Home » Blog » Here’s How Much Lake Mead Could Rise After an Epic Winter and New Water Cuts
Arizona Defence Economics Education Entertainment Featured Global News National Security News

Here’s How Much Lake Mead Could Rise After an Epic Winter and New Water Cuts

Lake Mead, the nation’s largest reservoir, spent much of last spring and summer in free fall.

Over the course of four months, Mead’s elevation plummeted an astonishing 20 feet, first exposing one of the lake’s huge intake valves in April before revealing more sinister things – multiple sets of human remains, including one police said was the result of adecades-old homicide.

But as news reports focused on the remains, Western state officials and Colorado River experts were watching the falling water level with fear about what it could mean for the40 million people who rely on the river for drinking water, electricity and crop irrigation.

Lake Mead fell to its lowest level to-date in July 2022, when the elevation sat at 1040 feet. If the reservoir had fallen another 145 feet, it would have become a “dead pool,” unable to provide water or hydroelectric power to millions of customers.

“People were really looking at the real possibility of dead pool,” Sarah Porter, director of the Kyl Center for Water Policy at Arizona State University, told CNN. “That is incredible to think about – no water coming off either of the two reservoirs,” she said, referring to Lake Mead’s upstream neighbor, Lake Powell.

One year later, Mead’s elevation is inching back up. A combination of historic winter snowpack and new federal agreements to pay cities, farmers and tribes to conserve water are expected to raise Mead to a high point of 1,070 feet in February 2024, according to the most recent federal data. That elevation will likely change as more conservation agreements are signed.

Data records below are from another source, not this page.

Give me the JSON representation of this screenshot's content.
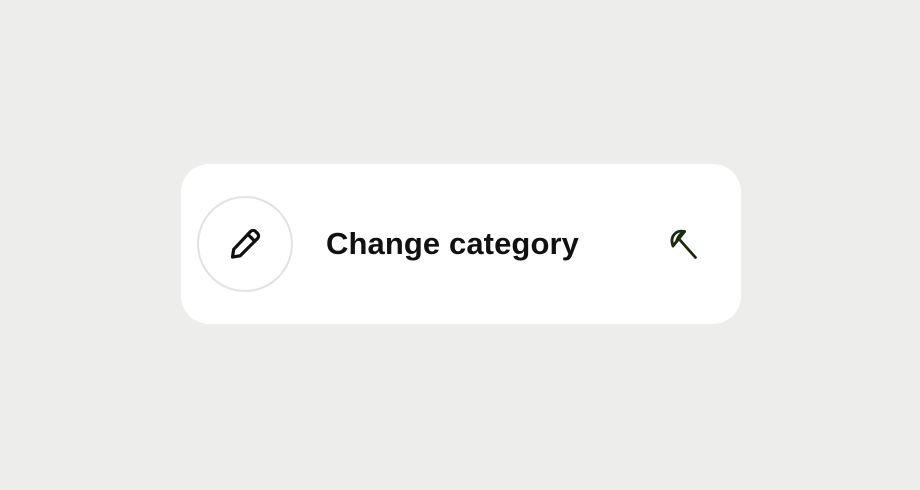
{
  "action": {
    "label": "Change category",
    "leading_icon": "pencil-icon",
    "trailing_icon": "beach-umbrella-icon"
  },
  "colors": {
    "background": "#edeeec",
    "card": "#ffffff",
    "text": "#111111",
    "icon_dark": "#111111",
    "category_icon": "#1b2a10",
    "circle_border": "#e2e2e2"
  }
}
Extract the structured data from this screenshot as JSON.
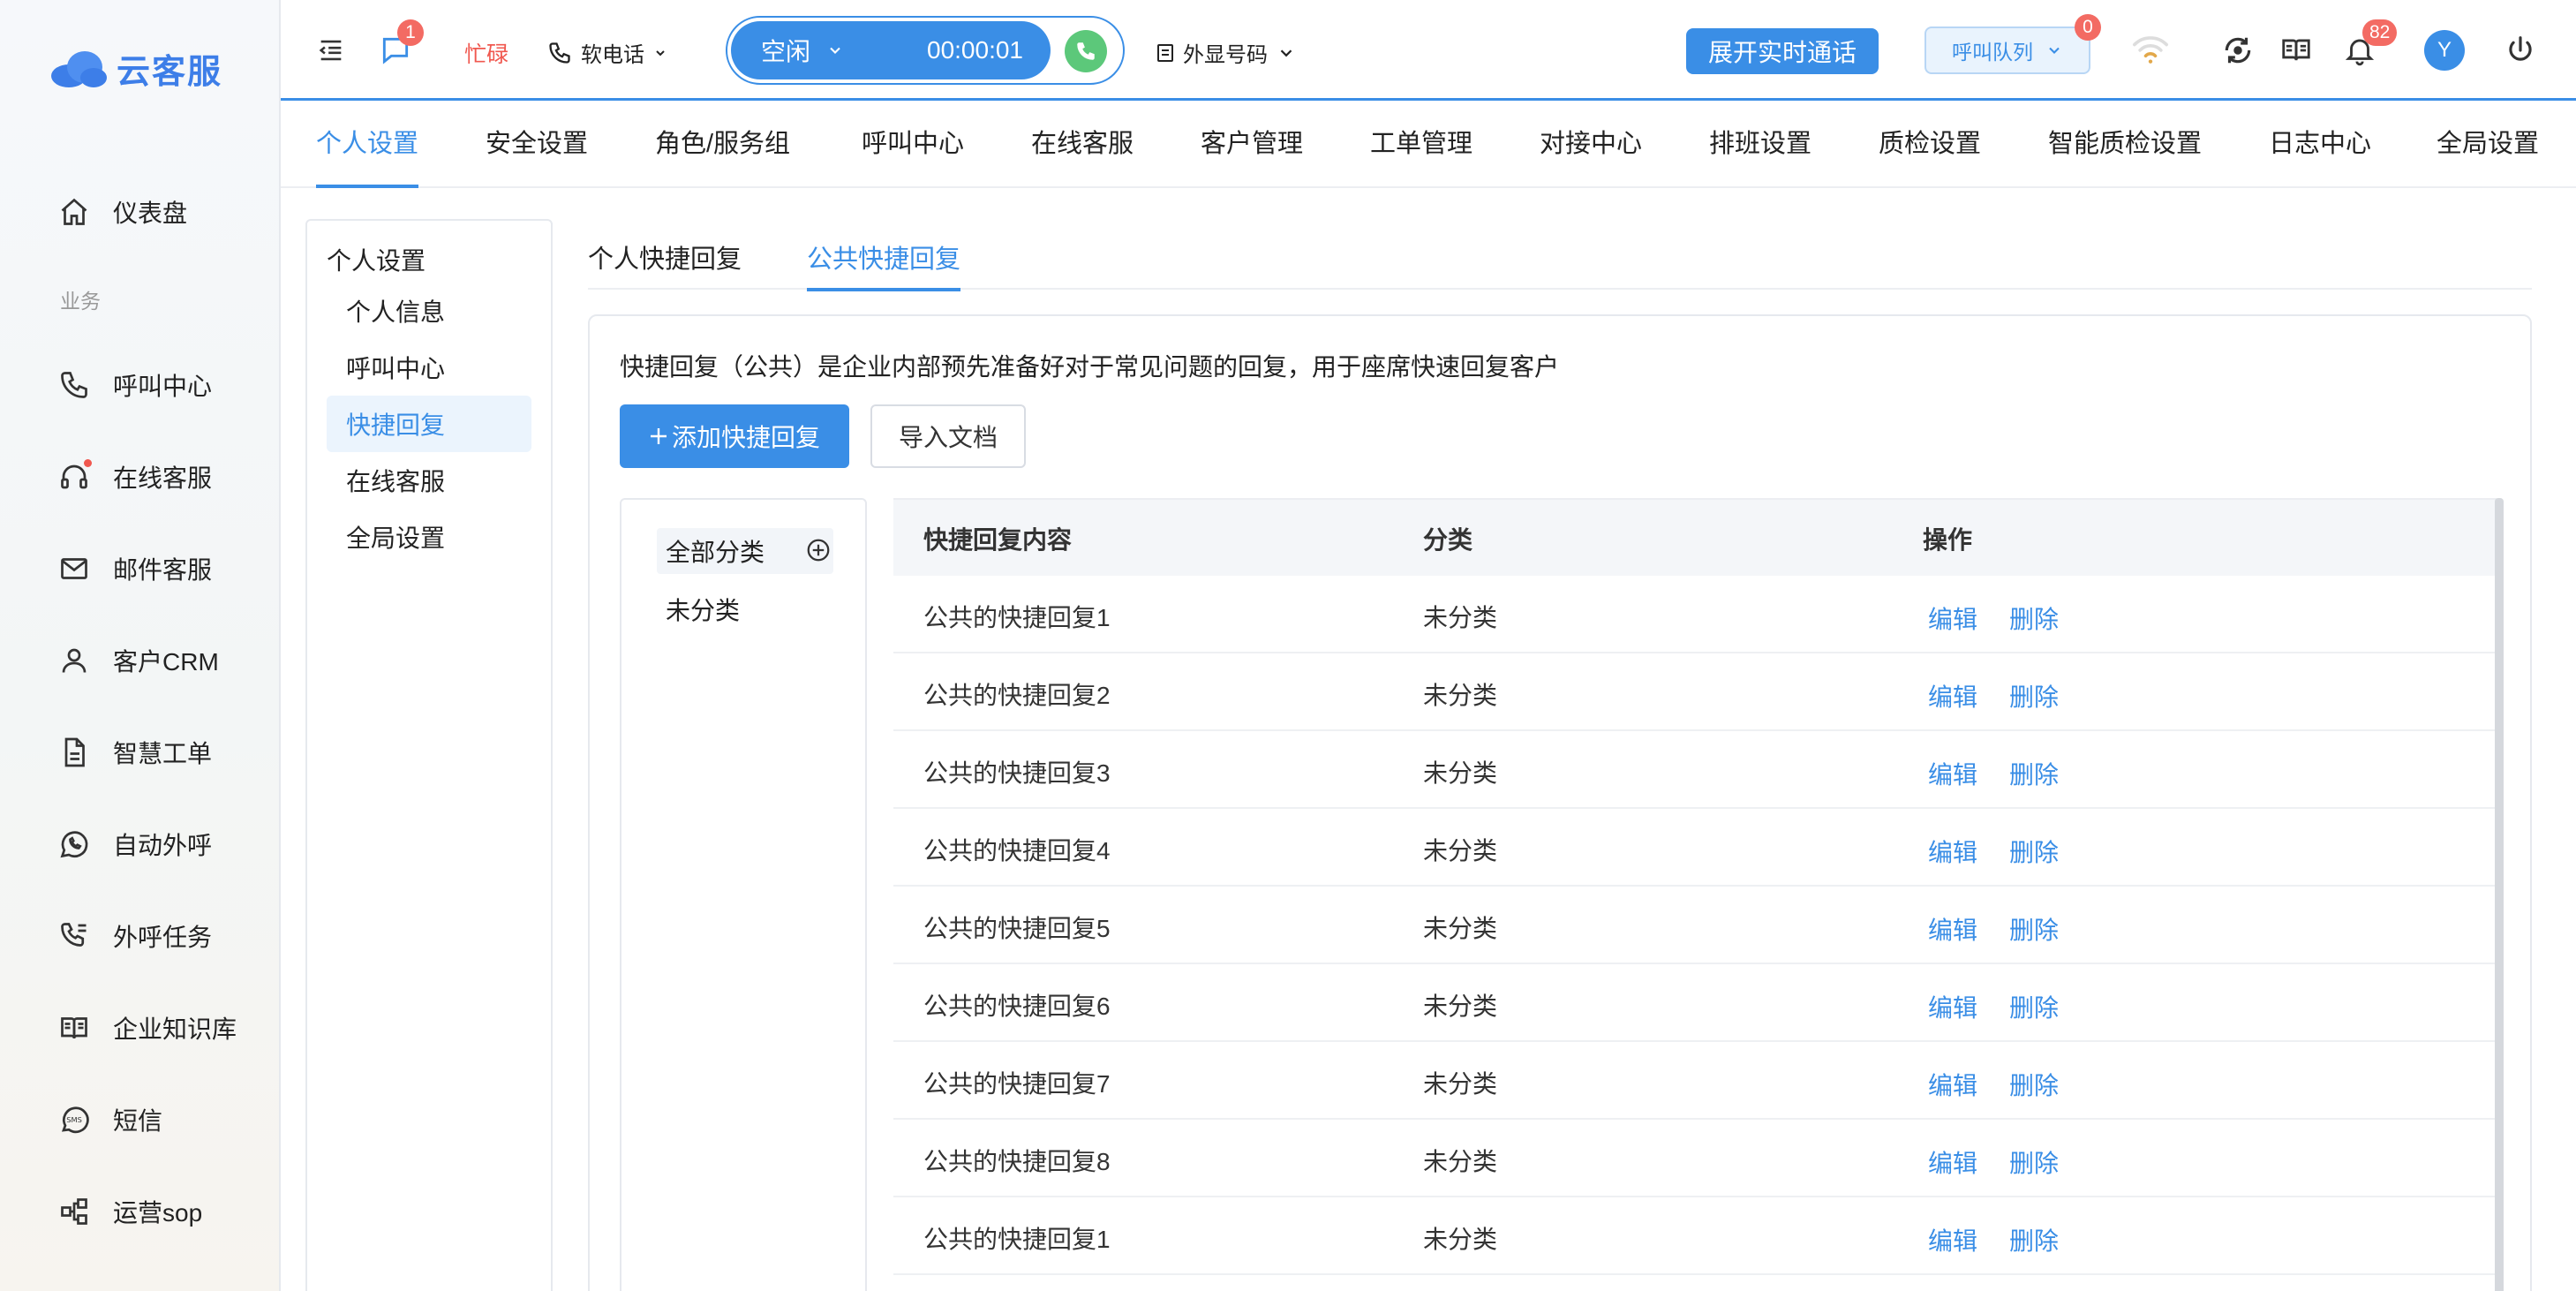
{
  "app": {
    "logo_text": "云客服",
    "brand_color": "#3a8ee6"
  },
  "sidebar": {
    "items": [
      {
        "label": "仪表盘",
        "icon": "home-icon"
      },
      {
        "label": "呼叫中心",
        "icon": "phone-icon"
      },
      {
        "label": "在线客服",
        "icon": "headset-icon"
      },
      {
        "label": "邮件客服",
        "icon": "mail-icon"
      },
      {
        "label": "客户CRM",
        "icon": "user-icon"
      },
      {
        "label": "智慧工单",
        "icon": "document-icon"
      },
      {
        "label": "自动外呼",
        "icon": "whatsapp-icon"
      },
      {
        "label": "外呼任务",
        "icon": "phone-list-icon"
      },
      {
        "label": "企业知识库",
        "icon": "book-icon"
      },
      {
        "label": "短信",
        "icon": "sms-icon"
      },
      {
        "label": "运营sop",
        "icon": "flow-icon"
      }
    ],
    "section_business": "业务"
  },
  "header": {
    "message_badge": "1",
    "status": "忙碌",
    "softphone": "软电话",
    "call_state": "空闲",
    "call_timer": "00:00:01",
    "outbound_number": "外显号码",
    "realtime_button": "展开实时通话",
    "queue_label": "呼叫队列",
    "queue_badge": "0",
    "notification_badge": "82",
    "avatar_letter": "Y"
  },
  "module_tabs": [
    "个人设置",
    "安全设置",
    "角色/服务组",
    "呼叫中心",
    "在线客服",
    "客户管理",
    "工单管理",
    "对接中心",
    "排班设置",
    "质检设置",
    "智能质检设置",
    "日志中心",
    "全局设置"
  ],
  "subnav": {
    "title": "个人设置",
    "items": [
      "个人信息",
      "呼叫中心",
      "快捷回复",
      "在线客服",
      "全局设置"
    ],
    "active": "快捷回复"
  },
  "sub_tabs": [
    "个人快捷回复",
    "公共快捷回复"
  ],
  "panel": {
    "description": "快捷回复（公共）是企业内部预先准备好对于常见问题的回复，用于座席快速回复客户",
    "add_button": "添加快捷回复",
    "import_button": "导入文档",
    "categories": {
      "all": "全部分类",
      "uncategorized": "未分类"
    },
    "table": {
      "headers": [
        "快捷回复内容",
        "分类",
        "操作"
      ],
      "rows": [
        {
          "content": "公共的快捷回复1",
          "category": "未分类"
        },
        {
          "content": "公共的快捷回复2",
          "category": "未分类"
        },
        {
          "content": "公共的快捷回复3",
          "category": "未分类"
        },
        {
          "content": "公共的快捷回复4",
          "category": "未分类"
        },
        {
          "content": "公共的快捷回复5",
          "category": "未分类"
        },
        {
          "content": "公共的快捷回复6",
          "category": "未分类"
        },
        {
          "content": "公共的快捷回复7",
          "category": "未分类"
        },
        {
          "content": "公共的快捷回复8",
          "category": "未分类"
        },
        {
          "content": "公共的快捷回复1",
          "category": "未分类"
        }
      ],
      "actions": {
        "edit": "编辑",
        "delete": "删除"
      }
    }
  }
}
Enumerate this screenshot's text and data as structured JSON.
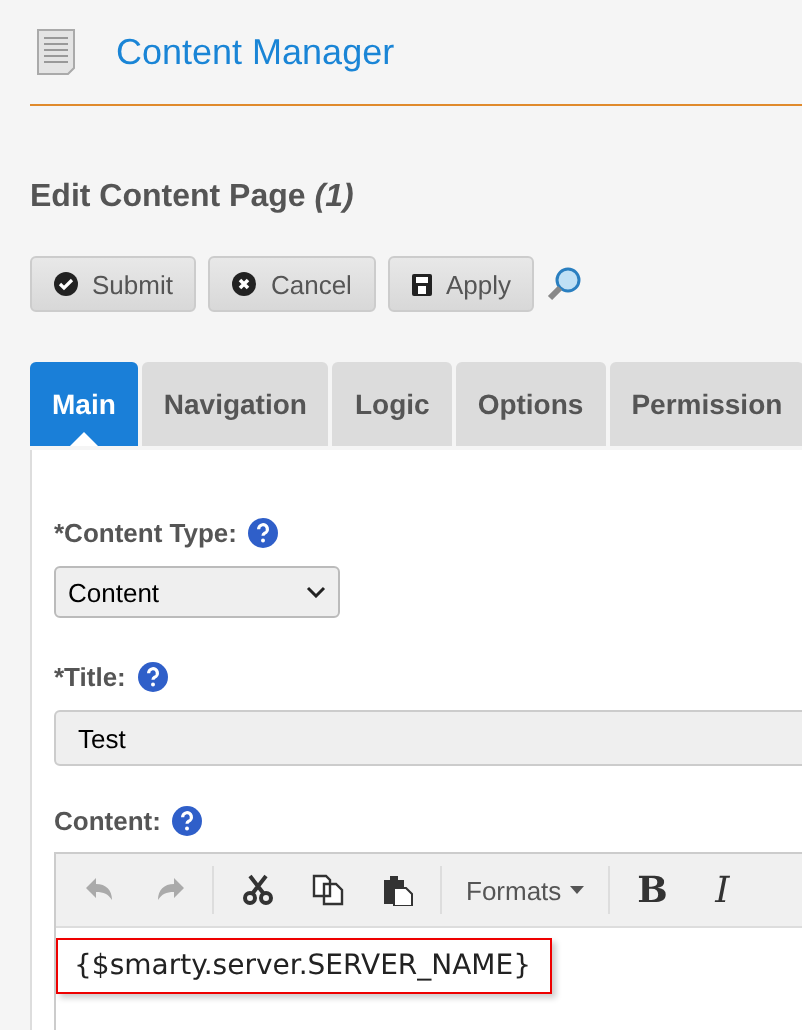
{
  "header": {
    "title": "Content Manager"
  },
  "page_title": "Edit Content Page *(1)*",
  "buttons": [
    {
      "label": "Submit",
      "kind": "submit"
    },
    {
      "label": "Cancel",
      "kind": "cancel"
    },
    {
      "label": "Apply",
      "kind": "apply"
    }
  ],
  "tabs": [
    {
      "label": "Main",
      "selected": true
    },
    {
      "label": "Navigation",
      "selected": false
    },
    {
      "label": "Logic",
      "selected": false
    },
    {
      "label": "Options",
      "selected": false
    },
    {
      "label": "Permission",
      "selected": false
    }
  ],
  "content_type": {
    "label": "*Content Type:",
    "value": "Content"
  },
  "title_field": {
    "label": "*Title:",
    "value": "Test"
  },
  "content": {
    "label": "Content:",
    "toolbar": [
      {
        "kind": "undo",
        "disabled": true
      },
      {
        "kind": "redo",
        "disabled": true
      },
      {
        "kind": "sep"
      },
      {
        "kind": "cut",
        "disabled": false
      },
      {
        "kind": "copy",
        "disabled": false
      },
      {
        "kind": "paste",
        "disabled": false
      },
      {
        "kind": "sep"
      },
      {
        "kind": "menu",
        "label": "Formats"
      },
      {
        "kind": "sep"
      },
      {
        "kind": "bold",
        "label": "B"
      },
      {
        "kind": "italic",
        "label": "I"
      }
    ],
    "text": "{$smarty.server.SERVER_NAME}"
  }
}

Paying people to save precious water was an essential component to the recent deal struck between lower basin states Arizona, California, and Nevada to collectively conserve 3 million acre-feet over the next three years, experts say.

But as maps and charts show, the extra water will be a drop in the bucket for a reservoir that has dramatically declined in the past two decades.

Mead’s projected high elevation of 1,070 next year “is a lot better than 1,045,” Porter said. “It sounds like a nice elevation, but we know how fast it can go down.”

The conservation agreements will certainly contribute to Lake Mead’s modest rise in the coming months. But state officials and experts told CNN the largest effect on the reservoir by far will be the deluge of winter snow melting into the Colorado River headwaters.

The June 2023 forecast from the Colorado Basin River Forecast Center shows a projected inflow of 13.85 million acre-feet into Lake Powell for 2023, which is 144% of the average inflow.

“We’re doing great from a water year perspective,” Paul Miller, a hydrologist at the Colorado Basin River Forecast Office, told CNN.

Still, the drought deficit is so large, experts say the West would need four or five more years of snowmelt like this year’s to really fill up Powell and Mead.

Experts say the winter snowpack, however exceptional, is “buying time” for states to come up with a way to live with far less water in a warmer and drier future.

“I don’t know if it’s about breathing room as it is buying more time to have really critical conversations,” Miller said.

For Western states, he added, the situation allows time to figure out “how do we take advantage of this relatively wet year to implement some water savings strategies and water efficiency strategies.”

The Bureau of Reclamation, which manages interstate river reservoir systems like Lakes Mead and Powell, is acutely aware this winter’s snow and rain was an ephemeral windfall as the West gets hotter and drier.

“While we had an exceptionally wet winter this year, our long-term drought concerns persist,” bureau commissioner Camille Calimlim Touton told CNN in a emailed statement. “We will continue to work with cities, Tribes, irrigators, and other stakeholders to ensure current investments and future system conservation measures are durable, sustainable, and contribute to long-term water savings in the Colorado River.”

Good winters followed by equally good spring runoff have been hard to come by in the West in recent years. Even when above-average snowpack has fallen, the runoff hasn’t produced as much water because the parched ground sucks up more water before it can make it to the reservoirs.

“You have one good year and it’s historically followed by three bad years,” James Heffner, a senior hydrogeologist at the Arizona Department of Water Resources told CNN.

Even with this good year, the Colorado River is still expected to be operating in a so-called Tier 1 shortage next year – an improvement over the first-ever Tier 2 shortage that was implemented this year, and necessitated additional water cuts from Arizona, Nevada and Mexico.

Even so, states are expected to continue to cut back on their water use with the federally compensated program.

Kristen Johnson, manager ADWR’s Colorado River programs, told CNN the great water year “could not have come at a better time.”

“It really provided some breathing room,” she said. “Otherwise, we’d be in a very uncomfortable position without the hydrology.”